**WHAT TO DO:** How many lines of the data contain "replies"? Reply with the number alone.

**RECORD EXTRACTS:**

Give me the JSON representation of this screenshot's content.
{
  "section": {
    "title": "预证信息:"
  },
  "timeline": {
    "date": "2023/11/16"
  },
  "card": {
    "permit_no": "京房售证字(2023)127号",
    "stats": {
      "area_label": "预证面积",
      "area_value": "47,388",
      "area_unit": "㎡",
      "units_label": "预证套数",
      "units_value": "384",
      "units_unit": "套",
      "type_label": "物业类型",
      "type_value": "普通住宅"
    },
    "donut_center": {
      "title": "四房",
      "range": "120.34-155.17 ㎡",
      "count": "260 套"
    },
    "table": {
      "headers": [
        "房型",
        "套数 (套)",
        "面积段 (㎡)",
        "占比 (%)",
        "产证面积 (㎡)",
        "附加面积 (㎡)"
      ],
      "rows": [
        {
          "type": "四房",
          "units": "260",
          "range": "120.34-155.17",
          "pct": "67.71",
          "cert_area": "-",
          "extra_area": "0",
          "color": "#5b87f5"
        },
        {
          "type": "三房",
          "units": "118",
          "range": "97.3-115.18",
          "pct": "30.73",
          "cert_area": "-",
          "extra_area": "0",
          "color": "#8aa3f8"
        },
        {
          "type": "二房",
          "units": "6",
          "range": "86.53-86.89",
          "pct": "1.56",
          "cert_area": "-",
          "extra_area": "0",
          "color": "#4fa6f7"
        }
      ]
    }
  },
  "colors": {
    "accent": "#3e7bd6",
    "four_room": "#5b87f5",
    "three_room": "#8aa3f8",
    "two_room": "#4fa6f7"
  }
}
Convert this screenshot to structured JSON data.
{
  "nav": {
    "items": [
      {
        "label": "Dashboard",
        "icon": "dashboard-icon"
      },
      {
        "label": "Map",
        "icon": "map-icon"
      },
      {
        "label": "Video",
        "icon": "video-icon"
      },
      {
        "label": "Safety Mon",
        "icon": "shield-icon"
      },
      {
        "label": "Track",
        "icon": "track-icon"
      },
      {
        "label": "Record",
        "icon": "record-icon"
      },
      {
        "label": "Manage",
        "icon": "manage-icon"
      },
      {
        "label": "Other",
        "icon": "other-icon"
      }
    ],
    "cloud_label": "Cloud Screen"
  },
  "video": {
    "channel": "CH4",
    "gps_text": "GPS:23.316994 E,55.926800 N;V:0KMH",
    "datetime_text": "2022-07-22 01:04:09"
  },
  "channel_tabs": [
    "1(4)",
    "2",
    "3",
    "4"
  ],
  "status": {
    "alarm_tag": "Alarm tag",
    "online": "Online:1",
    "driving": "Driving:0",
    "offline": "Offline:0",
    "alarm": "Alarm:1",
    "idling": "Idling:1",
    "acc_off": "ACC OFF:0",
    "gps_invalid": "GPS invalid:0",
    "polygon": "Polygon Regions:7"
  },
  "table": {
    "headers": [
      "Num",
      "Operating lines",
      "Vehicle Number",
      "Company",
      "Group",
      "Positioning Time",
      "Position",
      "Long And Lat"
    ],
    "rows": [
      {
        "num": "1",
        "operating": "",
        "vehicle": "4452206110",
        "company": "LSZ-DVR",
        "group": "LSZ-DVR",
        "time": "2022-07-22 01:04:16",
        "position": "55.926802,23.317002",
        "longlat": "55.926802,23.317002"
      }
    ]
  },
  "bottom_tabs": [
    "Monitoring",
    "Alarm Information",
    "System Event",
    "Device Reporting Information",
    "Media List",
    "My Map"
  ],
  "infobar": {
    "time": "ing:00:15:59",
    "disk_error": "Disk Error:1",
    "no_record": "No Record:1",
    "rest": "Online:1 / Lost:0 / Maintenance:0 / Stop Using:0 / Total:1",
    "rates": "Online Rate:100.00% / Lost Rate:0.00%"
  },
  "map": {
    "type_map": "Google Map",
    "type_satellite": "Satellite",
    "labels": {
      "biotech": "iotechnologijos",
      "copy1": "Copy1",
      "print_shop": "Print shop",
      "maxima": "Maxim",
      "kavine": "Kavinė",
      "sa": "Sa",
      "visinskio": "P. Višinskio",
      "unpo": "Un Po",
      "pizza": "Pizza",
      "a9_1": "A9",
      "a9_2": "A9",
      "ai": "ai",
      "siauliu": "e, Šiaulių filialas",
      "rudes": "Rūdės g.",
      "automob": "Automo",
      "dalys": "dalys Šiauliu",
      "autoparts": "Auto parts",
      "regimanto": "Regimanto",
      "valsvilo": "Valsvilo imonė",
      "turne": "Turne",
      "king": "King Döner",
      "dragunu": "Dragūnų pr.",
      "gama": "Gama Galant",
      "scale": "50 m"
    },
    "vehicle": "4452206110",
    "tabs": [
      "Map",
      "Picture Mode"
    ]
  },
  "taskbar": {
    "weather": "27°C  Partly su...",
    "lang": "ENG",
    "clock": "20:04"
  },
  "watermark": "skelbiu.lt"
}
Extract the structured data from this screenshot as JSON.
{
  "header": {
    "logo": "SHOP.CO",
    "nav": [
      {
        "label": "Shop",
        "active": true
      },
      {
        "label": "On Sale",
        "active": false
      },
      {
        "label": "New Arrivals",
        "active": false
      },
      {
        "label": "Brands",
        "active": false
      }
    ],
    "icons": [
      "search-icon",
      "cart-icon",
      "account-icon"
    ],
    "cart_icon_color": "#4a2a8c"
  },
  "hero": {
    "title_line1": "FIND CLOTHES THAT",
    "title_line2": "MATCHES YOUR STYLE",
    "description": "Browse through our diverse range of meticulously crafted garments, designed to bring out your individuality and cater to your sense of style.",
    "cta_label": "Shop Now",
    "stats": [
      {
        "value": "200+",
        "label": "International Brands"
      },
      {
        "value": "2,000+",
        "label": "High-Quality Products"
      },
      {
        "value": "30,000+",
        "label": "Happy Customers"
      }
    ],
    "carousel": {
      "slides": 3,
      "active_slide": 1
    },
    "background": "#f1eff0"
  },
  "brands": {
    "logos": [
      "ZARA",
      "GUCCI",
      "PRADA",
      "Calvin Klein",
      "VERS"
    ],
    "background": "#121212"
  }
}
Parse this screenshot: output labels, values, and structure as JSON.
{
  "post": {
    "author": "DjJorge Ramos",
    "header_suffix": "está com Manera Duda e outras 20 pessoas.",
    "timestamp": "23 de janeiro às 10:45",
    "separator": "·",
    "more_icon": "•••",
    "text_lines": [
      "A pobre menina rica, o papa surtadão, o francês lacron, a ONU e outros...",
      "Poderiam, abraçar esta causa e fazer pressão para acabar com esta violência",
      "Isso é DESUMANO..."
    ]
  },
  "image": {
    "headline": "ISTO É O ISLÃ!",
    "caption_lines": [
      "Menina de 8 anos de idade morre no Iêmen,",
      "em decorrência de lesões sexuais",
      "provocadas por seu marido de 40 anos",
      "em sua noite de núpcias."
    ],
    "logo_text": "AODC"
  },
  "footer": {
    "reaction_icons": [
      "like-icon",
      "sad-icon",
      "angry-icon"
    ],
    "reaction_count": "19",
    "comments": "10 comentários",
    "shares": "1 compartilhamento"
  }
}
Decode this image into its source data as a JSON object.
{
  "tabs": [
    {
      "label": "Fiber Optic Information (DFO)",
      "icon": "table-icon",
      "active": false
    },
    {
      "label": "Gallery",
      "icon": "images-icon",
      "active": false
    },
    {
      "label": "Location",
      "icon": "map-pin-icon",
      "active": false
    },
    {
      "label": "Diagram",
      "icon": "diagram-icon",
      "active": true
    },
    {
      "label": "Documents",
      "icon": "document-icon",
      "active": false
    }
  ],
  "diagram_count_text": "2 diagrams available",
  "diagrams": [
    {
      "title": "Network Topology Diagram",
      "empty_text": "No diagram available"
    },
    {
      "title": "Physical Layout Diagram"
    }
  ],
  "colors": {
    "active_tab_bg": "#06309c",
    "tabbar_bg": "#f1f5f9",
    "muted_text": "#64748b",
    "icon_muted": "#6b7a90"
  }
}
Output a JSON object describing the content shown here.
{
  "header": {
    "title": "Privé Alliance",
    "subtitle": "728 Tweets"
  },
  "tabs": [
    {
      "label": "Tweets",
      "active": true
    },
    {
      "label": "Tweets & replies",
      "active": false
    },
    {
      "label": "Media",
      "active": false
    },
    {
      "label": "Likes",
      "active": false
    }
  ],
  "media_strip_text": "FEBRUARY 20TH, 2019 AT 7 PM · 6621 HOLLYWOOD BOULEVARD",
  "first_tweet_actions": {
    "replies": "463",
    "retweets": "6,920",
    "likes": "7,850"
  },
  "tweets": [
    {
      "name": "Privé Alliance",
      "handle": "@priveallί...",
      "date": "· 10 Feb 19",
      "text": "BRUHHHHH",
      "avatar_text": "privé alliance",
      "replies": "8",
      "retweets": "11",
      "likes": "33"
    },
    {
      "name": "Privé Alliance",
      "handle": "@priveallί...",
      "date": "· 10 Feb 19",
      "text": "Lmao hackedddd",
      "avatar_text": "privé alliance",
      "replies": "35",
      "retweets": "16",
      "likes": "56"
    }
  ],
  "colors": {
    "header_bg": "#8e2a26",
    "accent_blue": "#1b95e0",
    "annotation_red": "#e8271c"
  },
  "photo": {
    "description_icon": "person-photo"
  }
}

**RESPONSE TO THE EXERCISE:** 4